Prompt:
Repeat the records below exactly, line for line.

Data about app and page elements
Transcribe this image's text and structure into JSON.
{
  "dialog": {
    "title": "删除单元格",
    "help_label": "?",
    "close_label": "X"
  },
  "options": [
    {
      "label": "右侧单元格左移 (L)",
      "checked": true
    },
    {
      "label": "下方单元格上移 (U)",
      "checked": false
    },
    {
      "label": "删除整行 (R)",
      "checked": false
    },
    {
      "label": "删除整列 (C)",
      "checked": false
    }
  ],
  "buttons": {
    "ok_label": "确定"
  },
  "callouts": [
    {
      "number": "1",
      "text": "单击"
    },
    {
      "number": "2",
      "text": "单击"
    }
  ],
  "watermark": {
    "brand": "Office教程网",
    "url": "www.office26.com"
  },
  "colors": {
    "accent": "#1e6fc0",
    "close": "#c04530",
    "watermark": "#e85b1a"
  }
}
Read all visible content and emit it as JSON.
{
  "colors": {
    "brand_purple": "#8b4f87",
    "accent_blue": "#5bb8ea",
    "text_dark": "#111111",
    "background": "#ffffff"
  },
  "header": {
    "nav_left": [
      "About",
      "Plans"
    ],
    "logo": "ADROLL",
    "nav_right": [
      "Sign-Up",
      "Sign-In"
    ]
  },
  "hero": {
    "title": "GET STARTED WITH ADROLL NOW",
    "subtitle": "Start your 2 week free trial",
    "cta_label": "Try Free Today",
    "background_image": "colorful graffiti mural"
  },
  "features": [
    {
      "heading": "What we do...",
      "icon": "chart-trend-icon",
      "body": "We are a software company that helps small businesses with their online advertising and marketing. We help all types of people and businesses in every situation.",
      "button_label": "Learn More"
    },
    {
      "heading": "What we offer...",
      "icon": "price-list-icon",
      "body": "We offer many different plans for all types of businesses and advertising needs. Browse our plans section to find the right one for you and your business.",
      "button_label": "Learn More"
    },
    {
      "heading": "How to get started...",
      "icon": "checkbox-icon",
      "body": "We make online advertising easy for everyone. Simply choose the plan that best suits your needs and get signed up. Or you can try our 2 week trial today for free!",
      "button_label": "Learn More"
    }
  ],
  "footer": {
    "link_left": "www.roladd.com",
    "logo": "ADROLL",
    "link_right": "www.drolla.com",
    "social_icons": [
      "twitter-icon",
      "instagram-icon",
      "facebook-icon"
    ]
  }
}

The completed task:
Transcribe this image's text and structure into JSON.
{
  "dialog": {
    "title": "删除单元格",
    "help_label": "?",
    "close_label": "X"
  },
  "options": [
    {
      "label": "右侧单元格左移 (L)",
      "checked": true
    },
    {
      "label": "下方单元格上移 (U)",
      "checked": false
    },
    {
      "label": "删除整行 (R)",
      "checked": false
    },
    {
      "label": "删除整列 (C)",
      "checked": false
    }
  ],
  "buttons": {
    "ok_label": "确定"
  },
  "callouts": [
    {
      "number": "1",
      "text": "单击"
    },
    {
      "number": "2",
      "text": "单击"
    }
  ],
  "watermark": {
    "brand": "Office教程网",
    "url": "www.office26.com"
  },
  "colors": {
    "accent": "#1e6fc0",
    "close": "#c04530",
    "watermark": "#e85b1a"
  }
}
Read all visible content and emit it as JSON.
{
  "colors": {
    "brand_purple": "#8b4f87",
    "accent_blue": "#5bb8ea",
    "text_dark": "#111111",
    "background": "#ffffff"
  },
  "header": {
    "nav_left": [
      "About",
      "Plans"
    ],
    "logo": "ADROLL",
    "nav_right": [
      "Sign-Up",
      "Sign-In"
    ]
  },
  "hero": {
    "title": "GET STARTED WITH ADROLL NOW",
    "subtitle": "Start your 2 week free trial",
    "cta_label": "Try Free Today",
    "background_image": "colorful graffiti mural"
  },
  "features": [
    {
      "heading": "What we do...",
      "icon": "chart-trend-icon",
      "body": "We are a software company that helps small businesses with their online advertising and marketing. We help all types of people and businesses in every situation.",
      "button_label": "Learn More"
    },
    {
      "heading": "What we offer...",
      "icon": "price-list-icon",
      "body": "We offer many different plans for all types of businesses and advertising needs. Browse our plans section to find the right one for you and your business.",
      "button_label": "Learn More"
    },
    {
      "heading": "How to get started...",
      "icon": "checkbox-icon",
      "body": "We make online advertising easy for everyone. Simply choose the plan that best suits your needs and get signed up. Or you can try our 2 week trial today for free!",
      "button_label": "Learn More"
    }
  ],
  "footer": {
    "link_left": "www.roladd.com",
    "logo": "ADROLL",
    "link_right": "www.drolla.com",
    "social_icons": [
      "twitter-icon",
      "instagram-icon",
      "facebook-icon"
    ]
  }
}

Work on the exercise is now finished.